• **Data records**:
****

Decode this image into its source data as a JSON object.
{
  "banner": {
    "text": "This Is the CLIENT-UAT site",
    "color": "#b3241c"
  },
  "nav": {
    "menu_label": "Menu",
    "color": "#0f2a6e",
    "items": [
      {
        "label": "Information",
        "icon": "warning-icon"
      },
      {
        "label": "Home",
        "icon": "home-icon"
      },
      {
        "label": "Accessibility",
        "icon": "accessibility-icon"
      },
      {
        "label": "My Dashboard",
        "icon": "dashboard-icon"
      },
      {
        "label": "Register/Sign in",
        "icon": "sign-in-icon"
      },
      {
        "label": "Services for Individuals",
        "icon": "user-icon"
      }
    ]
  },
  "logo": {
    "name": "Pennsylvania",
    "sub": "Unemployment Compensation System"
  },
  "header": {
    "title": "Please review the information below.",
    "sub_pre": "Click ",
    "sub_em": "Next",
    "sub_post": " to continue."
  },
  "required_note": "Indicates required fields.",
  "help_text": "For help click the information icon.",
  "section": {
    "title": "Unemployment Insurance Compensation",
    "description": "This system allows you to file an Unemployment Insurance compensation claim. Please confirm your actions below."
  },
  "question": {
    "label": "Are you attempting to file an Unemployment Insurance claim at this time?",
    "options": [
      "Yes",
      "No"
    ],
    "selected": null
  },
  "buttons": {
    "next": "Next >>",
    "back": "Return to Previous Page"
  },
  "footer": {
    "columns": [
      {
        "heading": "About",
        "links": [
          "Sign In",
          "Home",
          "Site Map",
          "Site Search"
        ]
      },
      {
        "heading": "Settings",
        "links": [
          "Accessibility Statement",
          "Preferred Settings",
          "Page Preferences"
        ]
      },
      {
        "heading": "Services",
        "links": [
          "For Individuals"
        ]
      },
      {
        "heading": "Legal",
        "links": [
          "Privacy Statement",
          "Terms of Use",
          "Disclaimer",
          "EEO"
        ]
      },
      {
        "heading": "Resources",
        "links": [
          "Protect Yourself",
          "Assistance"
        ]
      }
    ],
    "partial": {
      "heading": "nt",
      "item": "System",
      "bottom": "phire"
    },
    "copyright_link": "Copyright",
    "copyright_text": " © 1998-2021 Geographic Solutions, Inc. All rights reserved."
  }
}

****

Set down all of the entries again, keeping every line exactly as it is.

• **Reply to the exercise**:
Decode this image into its source data as a JSON object.
{
  "banner": {
    "text": "This Is the CLIENT-UAT site",
    "color": "#b3241c"
  },
  "nav": {
    "menu_label": "Menu",
    "color": "#0f2a6e",
    "items": [
      {
        "label": "Information",
        "icon": "warning-icon"
      },
      {
        "label": "Home",
        "icon": "home-icon"
      },
      {
        "label": "Accessibility",
        "icon": "accessibility-icon"
      },
      {
        "label": "My Dashboard",
        "icon": "dashboard-icon"
      },
      {
        "label": "Register/Sign in",
        "icon": "sign-in-icon"
      },
      {
        "label": "Services for Individuals",
        "icon": "user-icon"
      }
    ]
  },
  "logo": {
    "name": "Pennsylvania",
    "sub": "Unemployment Compensation System"
  },
  "header": {
    "title": "Please review the information below.",
    "sub_pre": "Click ",
    "sub_em": "Next",
    "sub_post": " to continue."
  },
  "required_note": "Indicates required fields.",
  "help_text": "For help click the information icon.",
  "section": {
    "title": "Unemployment Insurance Compensation",
    "description": "This system allows you to file an Unemployment Insurance compensation claim. Please confirm your actions below."
  },
  "question": {
    "label": "Are you attempting to file an Unemployment Insurance claim at this time?",
    "options": [
      "Yes",
      "No"
    ],
    "selected": null
  },
  "buttons": {
    "next": "Next >>",
    "back": "Return to Previous Page"
  },
  "footer": {
    "columns": [
      {
        "heading": "About",
        "links": [
          "Sign In",
          "Home",
          "Site Map",
          "Site Search"
        ]
      },
      {
        "heading": "Settings",
        "links": [
          "Accessibility Statement",
          "Preferred Settings",
          "Page Preferences"
        ]
      },
      {
        "heading": "Services",
        "links": [
          "For Individuals"
        ]
      },
      {
        "heading": "Legal",
        "links": [
          "Privacy Statement",
          "Terms of Use",
          "Disclaimer",
          "EEO"
        ]
      },
      {
        "heading": "Resources",
        "links": [
          "Protect Yourself",
          "Assistance"
        ]
      }
    ],
    "partial": {
      "heading": "nt",
      "item": "System",
      "bottom": "phire"
    },
    "copyright_link": "Copyright",
    "copyright_text": " © 1998-2021 Geographic Solutions, Inc. All rights reserved."
  }
}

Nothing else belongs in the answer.